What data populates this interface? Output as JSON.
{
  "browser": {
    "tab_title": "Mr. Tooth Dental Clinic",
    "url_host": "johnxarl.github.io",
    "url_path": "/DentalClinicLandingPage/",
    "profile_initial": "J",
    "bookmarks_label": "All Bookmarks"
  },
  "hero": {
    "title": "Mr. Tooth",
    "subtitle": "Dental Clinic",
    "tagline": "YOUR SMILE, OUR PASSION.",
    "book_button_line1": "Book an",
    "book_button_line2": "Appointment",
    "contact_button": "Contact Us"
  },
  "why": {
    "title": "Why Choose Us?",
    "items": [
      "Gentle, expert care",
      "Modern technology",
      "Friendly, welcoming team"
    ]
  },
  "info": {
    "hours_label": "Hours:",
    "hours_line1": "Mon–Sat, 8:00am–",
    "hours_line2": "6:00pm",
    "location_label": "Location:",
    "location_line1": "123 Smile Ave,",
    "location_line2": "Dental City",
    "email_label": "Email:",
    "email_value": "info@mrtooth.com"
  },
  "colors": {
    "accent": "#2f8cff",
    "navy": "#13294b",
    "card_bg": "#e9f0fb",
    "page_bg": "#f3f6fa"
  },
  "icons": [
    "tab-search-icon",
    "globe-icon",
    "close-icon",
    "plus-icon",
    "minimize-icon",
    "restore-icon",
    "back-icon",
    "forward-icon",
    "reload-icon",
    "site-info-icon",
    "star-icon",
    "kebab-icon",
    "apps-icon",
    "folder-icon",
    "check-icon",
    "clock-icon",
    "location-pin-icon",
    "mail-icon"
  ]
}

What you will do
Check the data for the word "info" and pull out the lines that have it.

Solution for this problem
  "info": {
    "email_value": "info@mrtooth.com"
    "site-info-icon",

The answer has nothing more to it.